HOW TO COMPLETE THIS TASK
This exercise asks for the entries to be repeated exactly, without their images.

______

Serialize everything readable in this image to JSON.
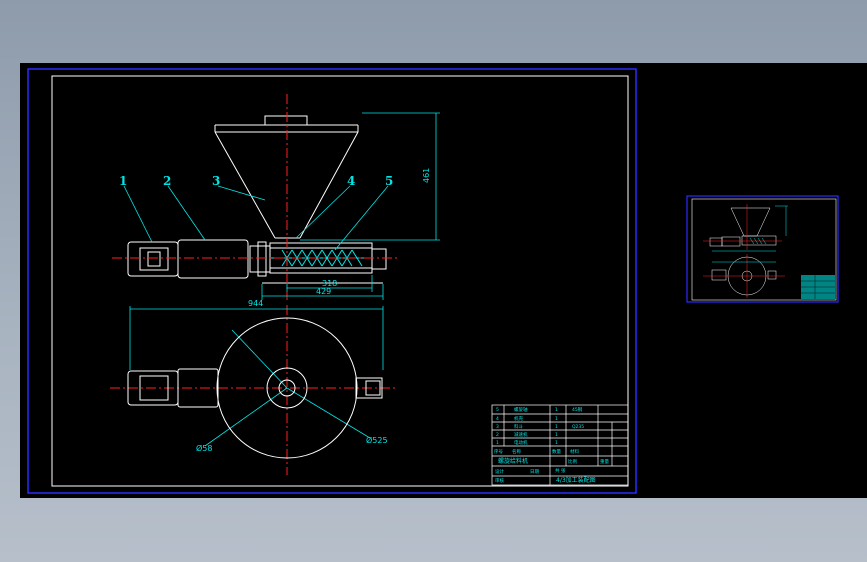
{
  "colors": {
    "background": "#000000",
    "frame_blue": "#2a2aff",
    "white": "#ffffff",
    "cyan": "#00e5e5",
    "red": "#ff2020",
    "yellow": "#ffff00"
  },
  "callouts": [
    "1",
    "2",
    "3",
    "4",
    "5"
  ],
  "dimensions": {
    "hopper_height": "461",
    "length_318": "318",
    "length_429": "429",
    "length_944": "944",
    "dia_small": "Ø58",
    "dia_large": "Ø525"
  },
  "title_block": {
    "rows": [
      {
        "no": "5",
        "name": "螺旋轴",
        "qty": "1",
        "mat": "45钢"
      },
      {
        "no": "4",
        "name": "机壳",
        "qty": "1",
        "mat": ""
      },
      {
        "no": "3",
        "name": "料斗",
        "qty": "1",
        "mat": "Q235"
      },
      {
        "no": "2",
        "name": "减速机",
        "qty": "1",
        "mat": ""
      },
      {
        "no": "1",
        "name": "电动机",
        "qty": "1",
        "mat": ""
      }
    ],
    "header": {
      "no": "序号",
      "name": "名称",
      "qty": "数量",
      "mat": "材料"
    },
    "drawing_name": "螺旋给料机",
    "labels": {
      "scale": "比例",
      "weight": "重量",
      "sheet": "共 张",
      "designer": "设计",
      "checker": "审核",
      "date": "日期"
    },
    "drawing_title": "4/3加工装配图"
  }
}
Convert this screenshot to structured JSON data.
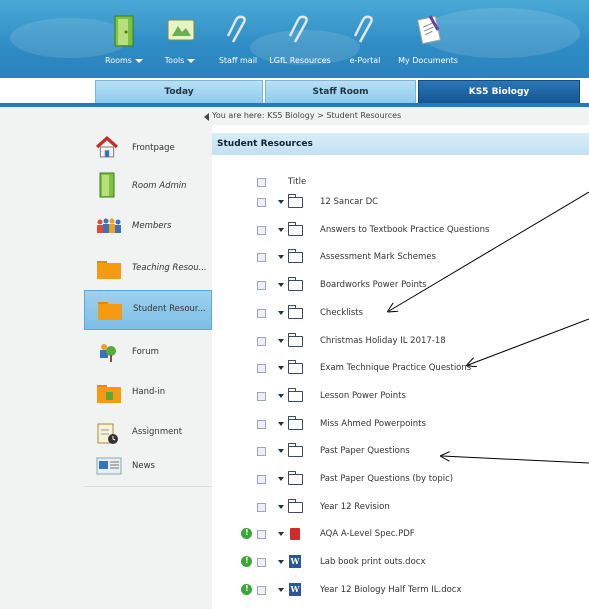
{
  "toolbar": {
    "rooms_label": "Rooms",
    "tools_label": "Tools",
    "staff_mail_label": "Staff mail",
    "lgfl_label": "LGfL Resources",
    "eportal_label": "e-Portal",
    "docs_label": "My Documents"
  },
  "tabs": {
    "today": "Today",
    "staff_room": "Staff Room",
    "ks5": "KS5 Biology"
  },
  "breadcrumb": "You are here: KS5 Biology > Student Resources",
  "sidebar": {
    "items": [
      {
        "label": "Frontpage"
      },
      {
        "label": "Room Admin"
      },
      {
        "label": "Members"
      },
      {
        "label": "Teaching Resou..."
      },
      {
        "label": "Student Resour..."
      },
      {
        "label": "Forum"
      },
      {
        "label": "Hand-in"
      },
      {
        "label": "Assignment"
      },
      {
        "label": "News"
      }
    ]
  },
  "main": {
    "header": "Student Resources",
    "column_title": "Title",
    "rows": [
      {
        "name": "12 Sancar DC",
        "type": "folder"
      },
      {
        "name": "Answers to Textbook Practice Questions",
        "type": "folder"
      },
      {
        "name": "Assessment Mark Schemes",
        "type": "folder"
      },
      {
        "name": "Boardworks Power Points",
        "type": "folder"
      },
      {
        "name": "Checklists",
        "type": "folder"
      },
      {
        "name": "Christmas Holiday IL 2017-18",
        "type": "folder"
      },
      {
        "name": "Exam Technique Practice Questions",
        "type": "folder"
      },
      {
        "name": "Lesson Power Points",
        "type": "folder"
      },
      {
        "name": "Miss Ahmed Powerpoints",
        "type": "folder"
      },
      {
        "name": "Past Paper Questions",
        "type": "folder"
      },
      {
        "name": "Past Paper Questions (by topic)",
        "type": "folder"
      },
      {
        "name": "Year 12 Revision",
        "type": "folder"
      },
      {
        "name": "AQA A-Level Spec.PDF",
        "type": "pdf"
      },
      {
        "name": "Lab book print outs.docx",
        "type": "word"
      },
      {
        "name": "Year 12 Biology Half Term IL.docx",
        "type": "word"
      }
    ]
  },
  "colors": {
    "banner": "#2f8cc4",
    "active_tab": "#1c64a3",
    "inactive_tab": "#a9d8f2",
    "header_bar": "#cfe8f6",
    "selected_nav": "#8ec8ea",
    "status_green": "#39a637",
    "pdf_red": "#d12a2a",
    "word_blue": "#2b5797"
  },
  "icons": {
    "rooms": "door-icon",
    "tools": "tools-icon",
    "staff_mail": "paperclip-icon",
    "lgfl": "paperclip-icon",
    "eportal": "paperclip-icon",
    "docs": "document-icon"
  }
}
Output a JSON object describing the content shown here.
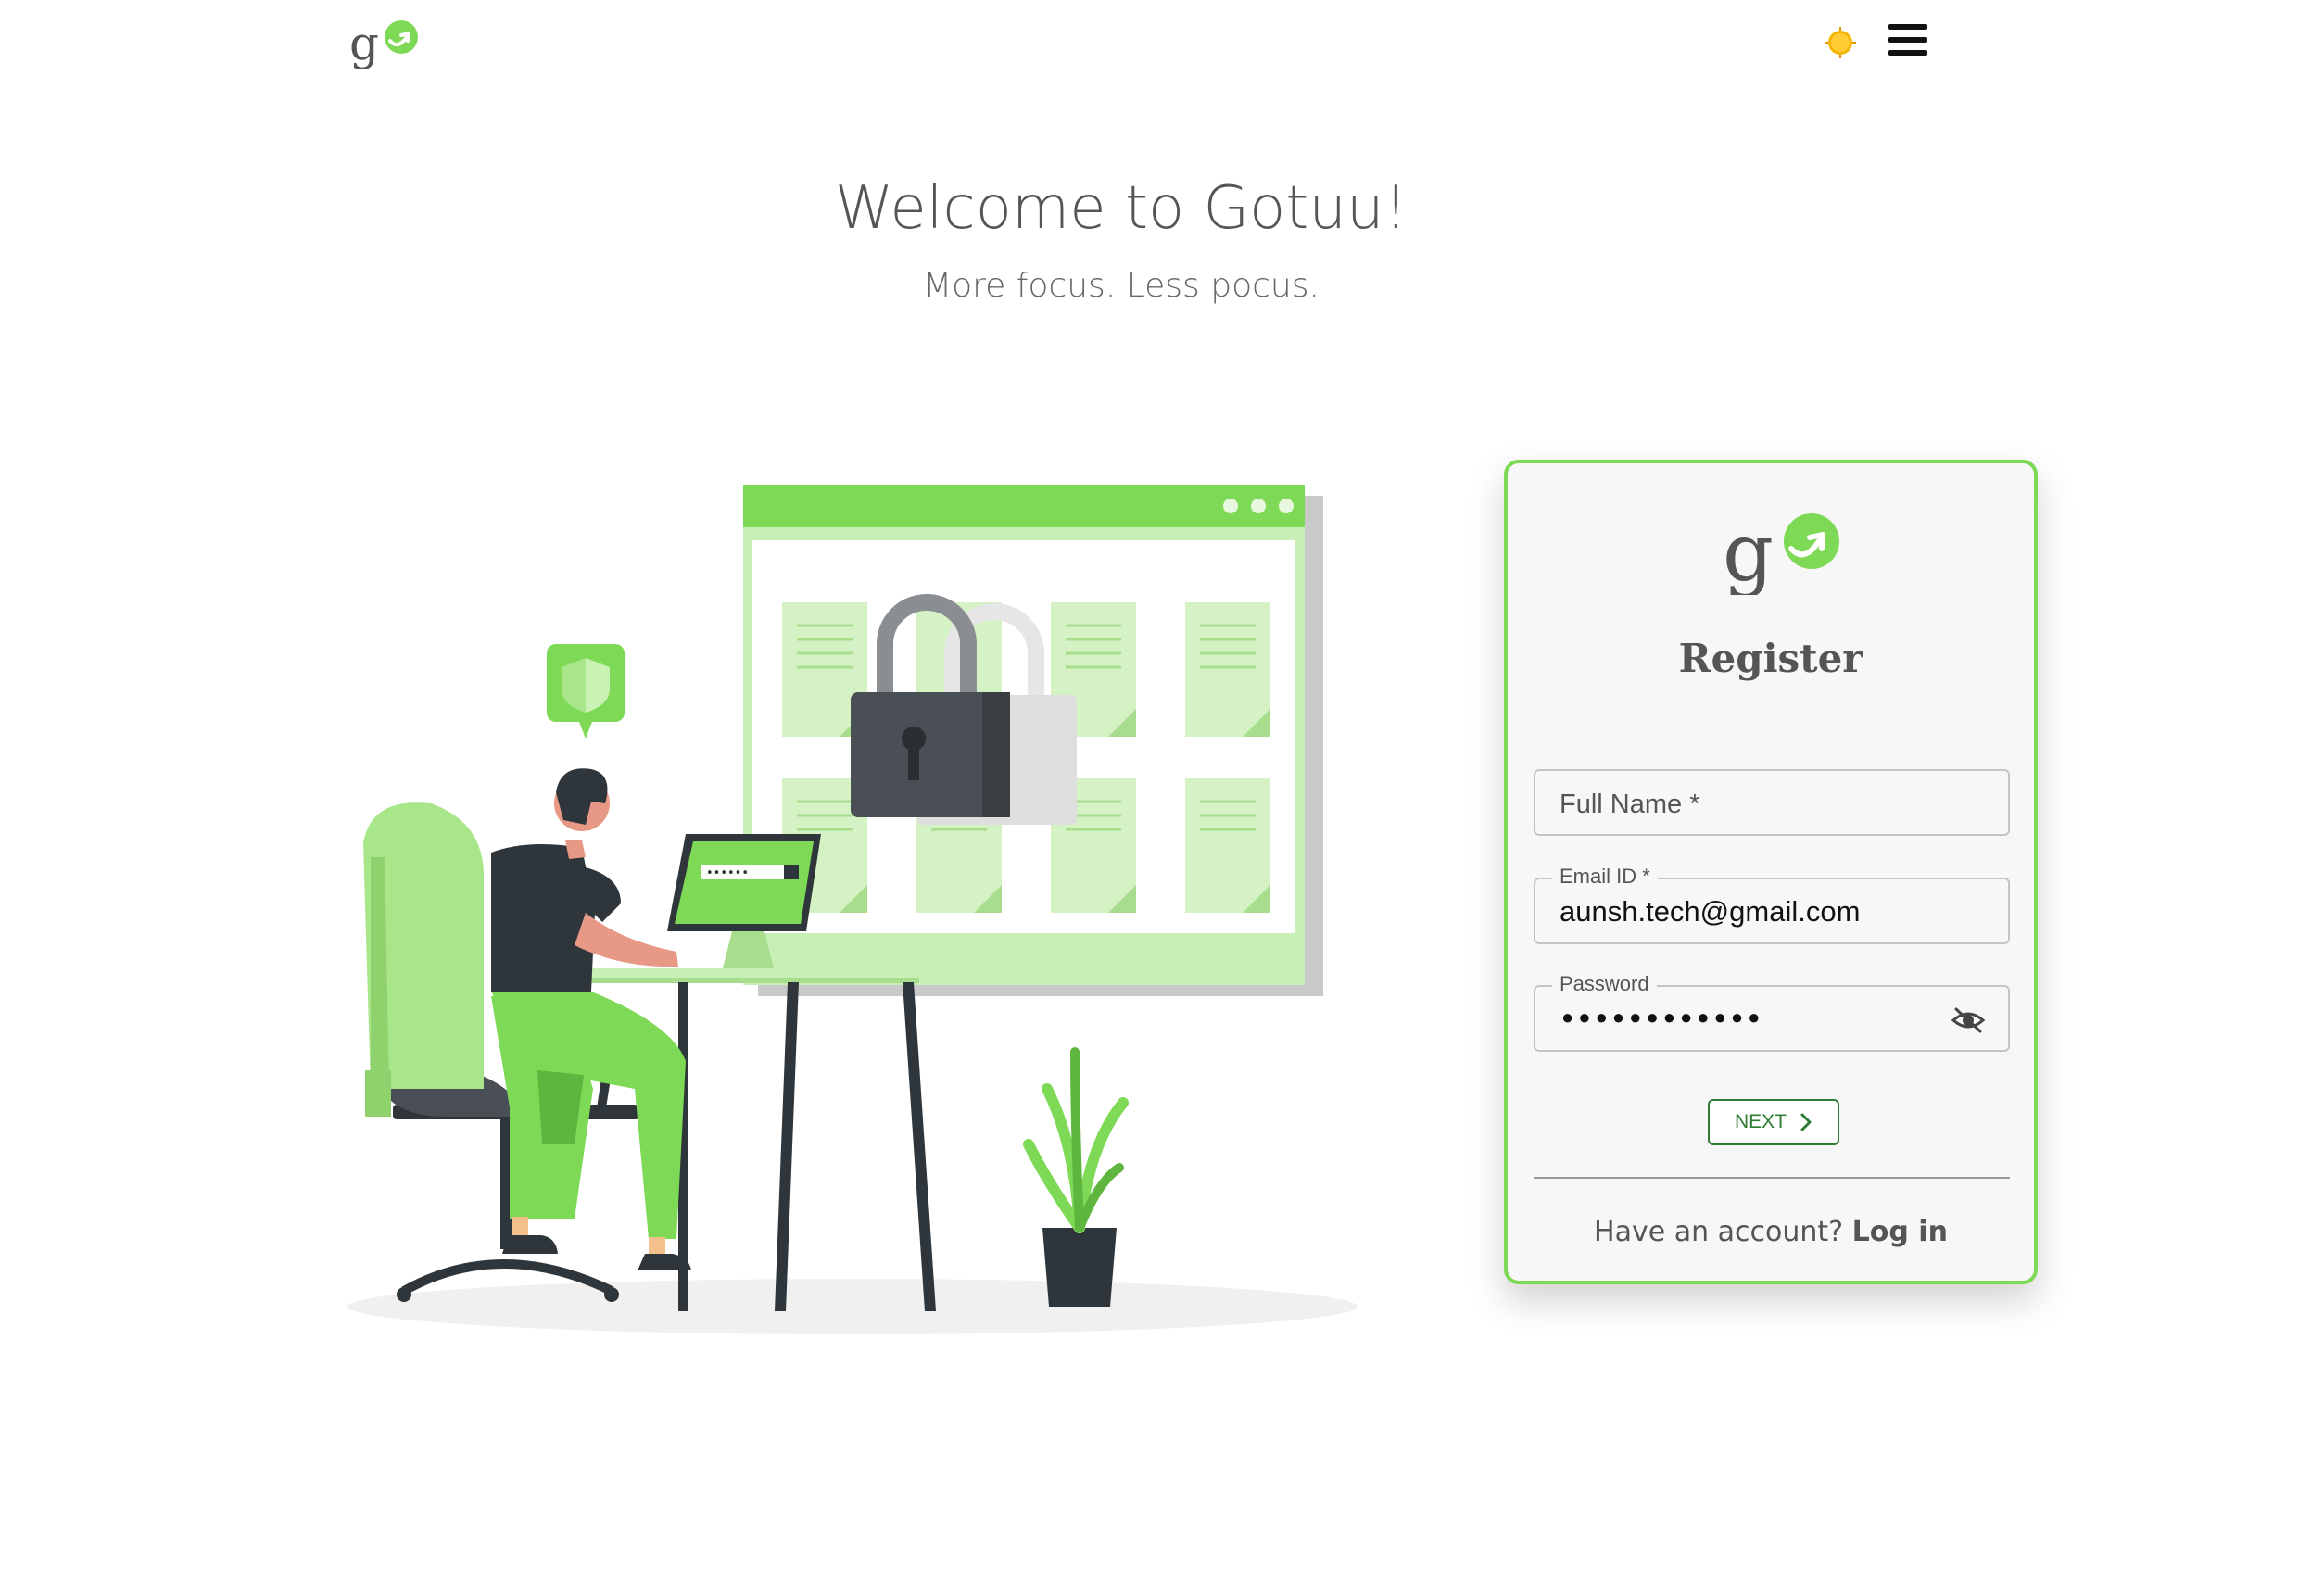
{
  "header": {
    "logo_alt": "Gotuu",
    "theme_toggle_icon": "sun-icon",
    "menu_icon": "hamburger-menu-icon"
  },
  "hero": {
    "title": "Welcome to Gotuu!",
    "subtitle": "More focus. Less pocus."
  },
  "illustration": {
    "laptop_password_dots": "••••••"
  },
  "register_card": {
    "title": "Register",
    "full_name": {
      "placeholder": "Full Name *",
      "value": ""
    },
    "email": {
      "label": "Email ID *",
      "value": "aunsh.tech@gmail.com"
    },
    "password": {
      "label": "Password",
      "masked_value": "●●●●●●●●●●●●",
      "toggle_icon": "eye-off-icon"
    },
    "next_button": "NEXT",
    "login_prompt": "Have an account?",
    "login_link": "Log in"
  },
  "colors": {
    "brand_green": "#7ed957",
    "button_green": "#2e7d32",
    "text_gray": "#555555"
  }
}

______

RESULT FOR THIS EXERCISE
Serialize everything readable in this image to JSON.
{
  "colors": {
    "background": "#000000",
    "frame_blue": "#2a2aff",
    "white": "#ffffff",
    "cyan": "#00e5e5",
    "red": "#ff2020",
    "yellow": "#ffff00"
  },
  "callouts": [
    "1",
    "2",
    "3",
    "4",
    "5"
  ],
  "dimensions": {
    "hopper_height": "461",
    "length_318": "318",
    "length_429": "429",
    "length_944": "944",
    "dia_small": "Ø58",
    "dia_large": "Ø525"
  },
  "title_block": {
    "rows": [
      {
        "no": "5",
        "name": "螺旋轴",
        "qty": "1",
        "mat": "45钢"
      },
      {
        "no": "4",
        "name": "机壳",
        "qty": "1",
        "mat": ""
      },
      {
        "no": "3",
        "name": "料斗",
        "qty": "1",
        "mat": "Q235"
      },
      {
        "no": "2",
        "name": "减速机",
        "qty": "1",
        "mat": ""
      },
      {
        "no": "1",
        "name": "电动机",
        "qty": "1",
        "mat": ""
      }
    ],
    "header": {
      "no": "序号",
      "name": "名称",
      "qty": "数量",
      "mat": "材料"
    },
    "drawing_name": "螺旋给料机",
    "labels": {
      "scale": "比例",
      "weight": "重量",
      "sheet": "共 张",
      "designer": "设计",
      "checker": "审核",
      "date": "日期"
    },
    "drawing_title": "4/3加工装配图"
  }
}
Convert this screenshot to structured JSON data.
{
  "toolbar": {
    "rooms_label": "Rooms",
    "tools_label": "Tools",
    "staff_mail_label": "Staff mail",
    "lgfl_label": "LGfL Resources",
    "eportal_label": "e-Portal",
    "docs_label": "My Documents"
  },
  "tabs": {
    "today": "Today",
    "staff_room": "Staff Room",
    "ks5": "KS5 Biology"
  },
  "breadcrumb": "You are here: KS5 Biology > Student Resources",
  "sidebar": {
    "items": [
      {
        "label": "Frontpage"
      },
      {
        "label": "Room Admin"
      },
      {
        "label": "Members"
      },
      {
        "label": "Teaching Resou..."
      },
      {
        "label": "Student Resour..."
      },
      {
        "label": "Forum"
      },
      {
        "label": "Hand-in"
      },
      {
        "label": "Assignment"
      },
      {
        "label": "News"
      }
    ]
  },
  "main": {
    "header": "Student Resources",
    "column_title": "Title",
    "rows": [
      {
        "name": "12 Sancar DC",
        "type": "folder"
      },
      {
        "name": "Answers to Textbook Practice Questions",
        "type": "folder"
      },
      {
        "name": "Assessment Mark Schemes",
        "type": "folder"
      },
      {
        "name": "Boardworks Power Points",
        "type": "folder"
      },
      {
        "name": "Checklists",
        "type": "folder"
      },
      {
        "name": "Christmas Holiday IL 2017-18",
        "type": "folder"
      },
      {
        "name": "Exam Technique Practice Questions",
        "type": "folder"
      },
      {
        "name": "Lesson Power Points",
        "type": "folder"
      },
      {
        "name": "Miss Ahmed Powerpoints",
        "type": "folder"
      },
      {
        "name": "Past Paper Questions",
        "type": "folder"
      },
      {
        "name": "Past Paper Questions (by topic)",
        "type": "folder"
      },
      {
        "name": "Year 12 Revision",
        "type": "folder"
      },
      {
        "name": "AQA A-Level Spec.PDF",
        "type": "pdf"
      },
      {
        "name": "Lab book print outs.docx",
        "type": "word"
      },
      {
        "name": "Year 12 Biology Half Term IL.docx",
        "type": "word"
      }
    ]
  },
  "colors": {
    "banner": "#2f8cc4",
    "active_tab": "#1c64a3",
    "inactive_tab": "#a9d8f2",
    "header_bar": "#cfe8f6",
    "selected_nav": "#8ec8ea",
    "status_green": "#39a637",
    "pdf_red": "#d12a2a",
    "word_blue": "#2b5797"
  },
  "icons": {
    "rooms": "door-icon",
    "tools": "tools-icon",
    "staff_mail": "paperclip-icon",
    "lgfl": "paperclip-icon",
    "eportal": "paperclip-icon",
    "docs": "document-icon"
  }
}
Output a JSON object describing the content shown here.
{
  "header": {
    "logo_alt": "Gotuu",
    "theme_toggle_icon": "sun-icon",
    "menu_icon": "hamburger-menu-icon"
  },
  "hero": {
    "title": "Welcome to Gotuu!",
    "subtitle": "More focus. Less pocus."
  },
  "illustration": {
    "laptop_password_dots": "••••••"
  },
  "register_card": {
    "title": "Register",
    "full_name": {
      "placeholder": "Full Name *",
      "value": ""
    },
    "email": {
      "label": "Email ID *",
      "value": "aunsh.tech@gmail.com"
    },
    "password": {
      "label": "Password",
      "masked_value": "●●●●●●●●●●●●",
      "toggle_icon": "eye-off-icon"
    },
    "next_button": "NEXT",
    "login_prompt": "Have an account?",
    "login_link": "Log in"
  },
  "colors": {
    "brand_green": "#7ed957",
    "button_green": "#2e7d32",
    "text_gray": "#555555"
  }
}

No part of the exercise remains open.